"In our opinion the undisputed evidence shows defendant was guilty of gross carelessness. It is true he could not read, but his three sons and wife were at hand who could read. It was his plain duty to call on them to apprise him of the contents of the instrument presented for his signature before he signed it. His own testimony proved he did not even require Green to read all the paper he signed before he affixed his signature; and he said he thought Green said it was a contract. Such carelessness cannot be excused at the expense of an innocent holder of negotiable paper. No fact appears which mitigates defendant's negligence in not having the paper read to him by some member of his family who was present, or at least read in full by Green. Defendant was not shown to have been infirm in mind or body; but on the contrary, was in full enjoyment of his faculties and of good intelligence. No relation of confidence or trust existed between him and Green, for all the circumstances show the latter was an entire stranger to defendant until this visit. We do not say that in every instance an illiterate man must ask some one, other than the party seeking his signature to an instrument, to read it before he signs it. In the case of one dealing with an old acquaintance and trusted friend carelessness might not be imputed if the signer was deceived by relying on the representations of the other party. The facts before us are different. It is generally, and we believe universally, held to be inexcusable carelessness for a person who can read an instrument to sign it without reading; and in such instances the signer, if it is a negotiable note, cannot defend against an action brought by an innocent holder on the ground of fraud in procuring his signature. If a man cannot read, and members of his family are standing by who can, it is as easy to have them read a paper as it would be to read it himself; and certainly when he contents himself with a partial reading by a total stranger, he is in fault."
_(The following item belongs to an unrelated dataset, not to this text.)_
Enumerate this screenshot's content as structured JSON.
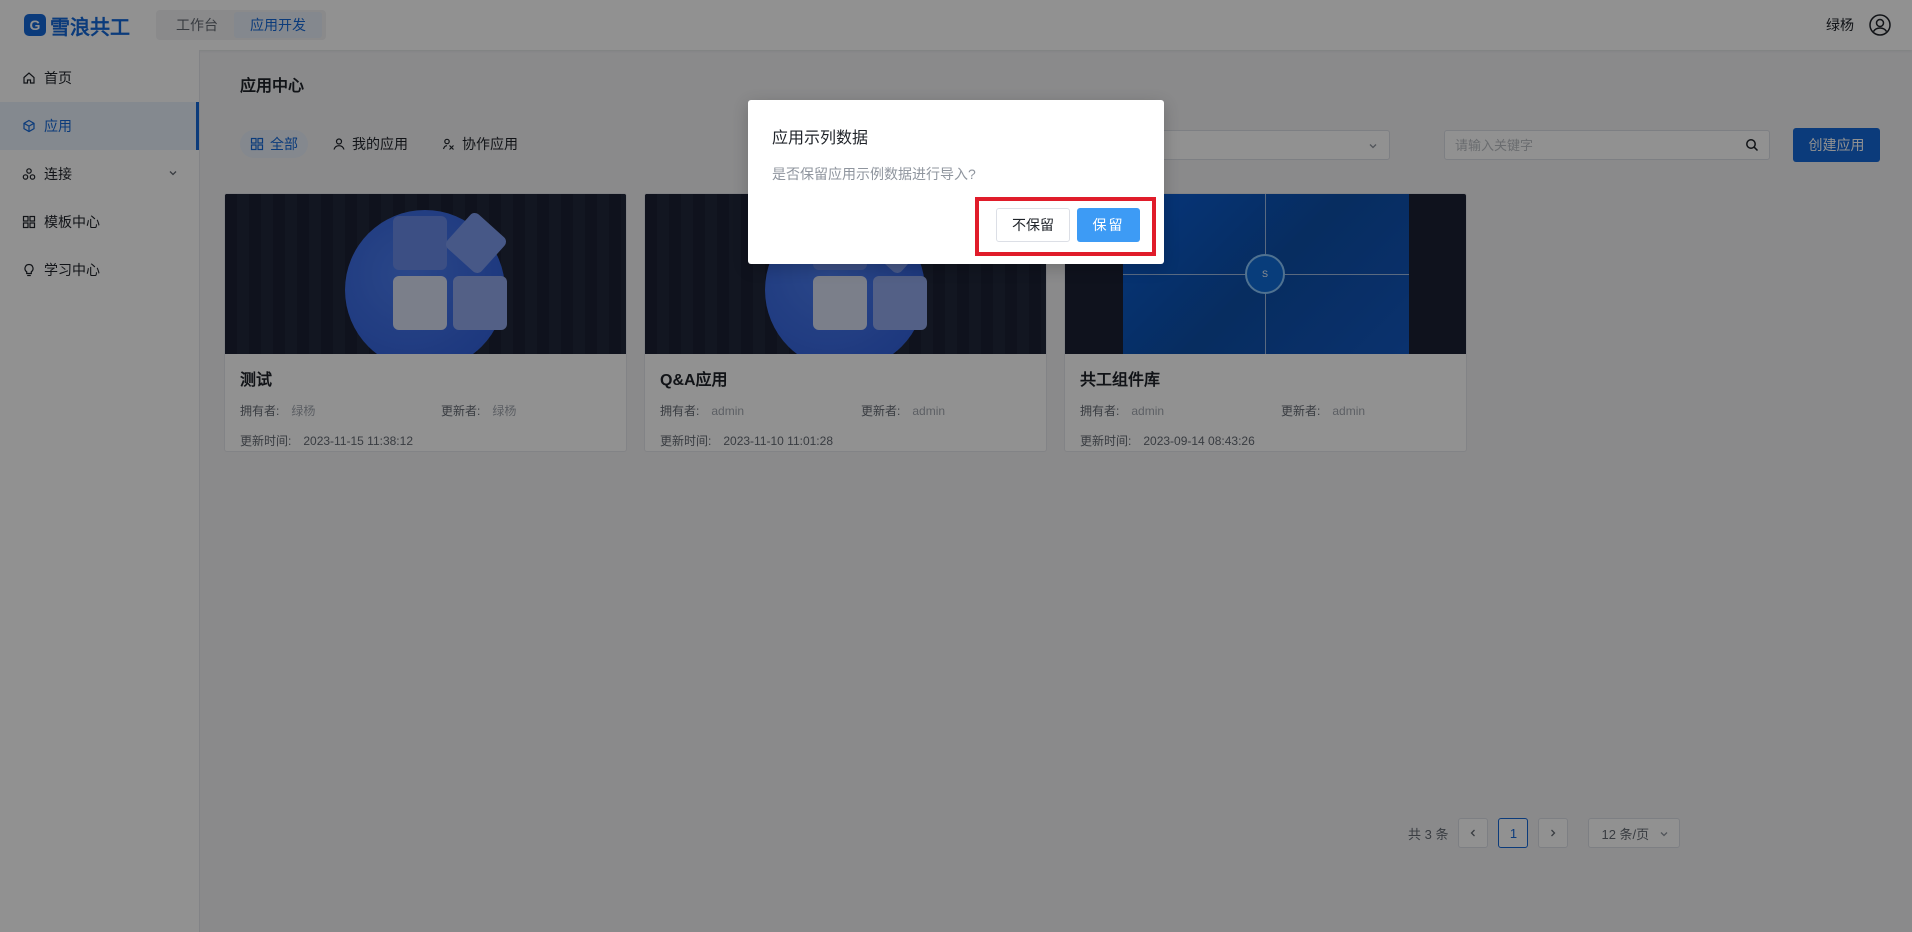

Upton v. Tribilcock, 91 U.S. 45, 23 L.Ed. 203; New York Life Ins. Co. v. Fletcher, 117 U.S. 519, 6 Sup. Ct. 837, 29 L.Ed. 934; Bedell v. Herring, 77 Cal. 572, 20 P. 129, 11 Am. St. Rep. 307; Mackey v. Peterson, 29 Minn. 298, 13 N.W. 132, 43 Am. Rep. 211; Baldwin v. Barrows, 86 Ind. 351; Mutual Benefit etc. Assn. v. Ferrell, 42 Ariz. 477, 27 P.2d 519.
The provisions of both the application and the policy in regard to the warranty of good health were already printed thereon at the time that the deceased signed them, and it does not appear that the soliciting agent ever told him that the application and the certificate did not contain those provisions. The only thing which it is claimed the agent did was to write in the answers to certain specific questions which were contained in the application. Assuming that it be true that these answers were falsely and fraudulently answered by the agent, the printed matter in the application certainly was not placed therein by him, but was there when deceased signed it in the presence of his wife and niece, both of whom, had he asked them to read the printed instrument to him, could have done so. Further than that, although both were present when he signed the insurance certificate on March 1st, it is not claimed that he ever asked to have that read. We are of the opinion that, on the record, it appears affirmatively that the facts in this case bring it within the rule laid down in the foregoing cases, and that plaintiff may not be heard to claim that deceased signed the application and insurance certificate without knowing that he was warranting his good health both times. The trial court should have instructed the jury to return a verdict in favor of the defendant.
The judgment of the lower court is reversed, and the cause is remanded for a new trial in accordance with the principles laid down herein.
McALISTER and ROSS, JJ., concur.